EXERCISE REQUIREMENTS: List all lines of the data that include the string "week".

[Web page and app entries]
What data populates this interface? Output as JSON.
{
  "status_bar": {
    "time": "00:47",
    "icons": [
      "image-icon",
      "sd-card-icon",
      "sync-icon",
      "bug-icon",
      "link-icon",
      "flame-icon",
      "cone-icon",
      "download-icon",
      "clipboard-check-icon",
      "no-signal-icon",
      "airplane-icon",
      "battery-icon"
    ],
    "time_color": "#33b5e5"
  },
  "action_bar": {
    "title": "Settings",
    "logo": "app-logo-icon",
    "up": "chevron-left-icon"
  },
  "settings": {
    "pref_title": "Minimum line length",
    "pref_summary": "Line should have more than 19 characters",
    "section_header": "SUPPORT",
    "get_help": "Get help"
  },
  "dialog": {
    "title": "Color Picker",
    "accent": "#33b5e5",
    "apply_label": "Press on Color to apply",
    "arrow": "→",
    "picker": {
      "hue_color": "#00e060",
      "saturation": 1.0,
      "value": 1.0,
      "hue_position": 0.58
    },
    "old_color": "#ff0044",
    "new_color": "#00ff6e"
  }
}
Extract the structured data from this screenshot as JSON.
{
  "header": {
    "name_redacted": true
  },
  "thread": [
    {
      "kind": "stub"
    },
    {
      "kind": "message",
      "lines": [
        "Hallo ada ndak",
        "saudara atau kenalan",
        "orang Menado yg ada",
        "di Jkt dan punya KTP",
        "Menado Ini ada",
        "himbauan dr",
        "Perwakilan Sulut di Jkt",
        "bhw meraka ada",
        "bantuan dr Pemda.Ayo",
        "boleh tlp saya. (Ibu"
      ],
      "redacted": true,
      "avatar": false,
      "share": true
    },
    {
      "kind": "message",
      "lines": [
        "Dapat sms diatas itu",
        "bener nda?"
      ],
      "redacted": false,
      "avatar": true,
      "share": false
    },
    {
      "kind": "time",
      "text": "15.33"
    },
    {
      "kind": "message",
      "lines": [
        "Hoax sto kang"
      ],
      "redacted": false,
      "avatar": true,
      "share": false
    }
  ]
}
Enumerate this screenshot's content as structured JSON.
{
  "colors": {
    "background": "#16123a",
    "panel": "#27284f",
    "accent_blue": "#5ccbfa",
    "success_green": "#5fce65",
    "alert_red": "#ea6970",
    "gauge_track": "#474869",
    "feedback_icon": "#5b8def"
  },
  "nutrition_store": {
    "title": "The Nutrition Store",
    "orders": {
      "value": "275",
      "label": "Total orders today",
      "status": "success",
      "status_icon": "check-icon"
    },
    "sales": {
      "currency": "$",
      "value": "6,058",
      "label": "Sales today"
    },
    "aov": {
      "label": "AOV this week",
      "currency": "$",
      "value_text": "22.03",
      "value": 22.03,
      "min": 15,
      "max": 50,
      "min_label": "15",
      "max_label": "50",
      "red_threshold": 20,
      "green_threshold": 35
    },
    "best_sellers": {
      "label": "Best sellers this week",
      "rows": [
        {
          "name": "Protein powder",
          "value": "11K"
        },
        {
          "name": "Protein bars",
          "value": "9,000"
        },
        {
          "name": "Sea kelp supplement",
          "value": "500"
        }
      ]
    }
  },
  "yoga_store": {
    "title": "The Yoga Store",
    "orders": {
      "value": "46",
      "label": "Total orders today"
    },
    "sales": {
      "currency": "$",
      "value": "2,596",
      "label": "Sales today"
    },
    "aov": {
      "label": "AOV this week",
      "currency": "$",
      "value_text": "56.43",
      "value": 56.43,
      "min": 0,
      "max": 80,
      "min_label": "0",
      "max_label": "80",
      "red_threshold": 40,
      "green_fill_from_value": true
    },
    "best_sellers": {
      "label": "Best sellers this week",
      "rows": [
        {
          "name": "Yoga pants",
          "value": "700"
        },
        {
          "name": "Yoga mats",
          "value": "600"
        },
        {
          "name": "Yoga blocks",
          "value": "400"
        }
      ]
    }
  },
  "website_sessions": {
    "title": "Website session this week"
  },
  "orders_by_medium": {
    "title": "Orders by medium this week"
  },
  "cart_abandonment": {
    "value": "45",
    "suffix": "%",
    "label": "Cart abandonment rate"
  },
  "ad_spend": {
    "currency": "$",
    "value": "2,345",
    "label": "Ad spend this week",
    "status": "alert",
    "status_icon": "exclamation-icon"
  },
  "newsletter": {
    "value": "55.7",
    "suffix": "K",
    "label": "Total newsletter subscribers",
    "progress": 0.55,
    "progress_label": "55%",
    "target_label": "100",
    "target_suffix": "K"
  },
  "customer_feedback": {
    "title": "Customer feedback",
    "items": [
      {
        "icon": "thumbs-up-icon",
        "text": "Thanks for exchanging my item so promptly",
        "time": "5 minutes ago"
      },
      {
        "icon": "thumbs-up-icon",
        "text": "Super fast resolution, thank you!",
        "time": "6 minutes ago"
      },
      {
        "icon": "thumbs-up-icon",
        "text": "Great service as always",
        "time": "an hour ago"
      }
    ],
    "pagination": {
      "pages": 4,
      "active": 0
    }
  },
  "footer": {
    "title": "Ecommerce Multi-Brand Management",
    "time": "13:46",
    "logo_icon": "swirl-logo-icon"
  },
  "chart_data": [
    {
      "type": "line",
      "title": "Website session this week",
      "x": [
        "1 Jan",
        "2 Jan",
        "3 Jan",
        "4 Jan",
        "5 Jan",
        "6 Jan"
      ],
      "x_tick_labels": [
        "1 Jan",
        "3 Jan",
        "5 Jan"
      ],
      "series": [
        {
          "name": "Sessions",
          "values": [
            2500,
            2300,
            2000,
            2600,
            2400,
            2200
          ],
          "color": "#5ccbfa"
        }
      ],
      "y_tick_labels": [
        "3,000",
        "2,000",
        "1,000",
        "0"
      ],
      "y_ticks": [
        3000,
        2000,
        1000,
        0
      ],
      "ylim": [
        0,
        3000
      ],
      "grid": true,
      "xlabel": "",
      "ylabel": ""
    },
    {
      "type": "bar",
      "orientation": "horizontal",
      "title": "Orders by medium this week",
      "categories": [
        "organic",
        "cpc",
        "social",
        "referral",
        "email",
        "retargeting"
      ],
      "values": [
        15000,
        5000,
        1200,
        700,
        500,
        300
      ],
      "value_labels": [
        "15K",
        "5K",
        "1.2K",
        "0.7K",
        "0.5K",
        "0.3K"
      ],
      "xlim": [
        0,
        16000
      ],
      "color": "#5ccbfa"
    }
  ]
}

YOUR RESPONSE:
      "label": "AOV this week",
      "label": "Best sellers this week",
      "label": "AOV this week",
      "label": "Best sellers this week",
    "title": "Website session this week"
    "title": "Orders by medium this week"
    "label": "Ad spend this week",
      "title": "Website session this week",
      "title": "Orders by medium this week",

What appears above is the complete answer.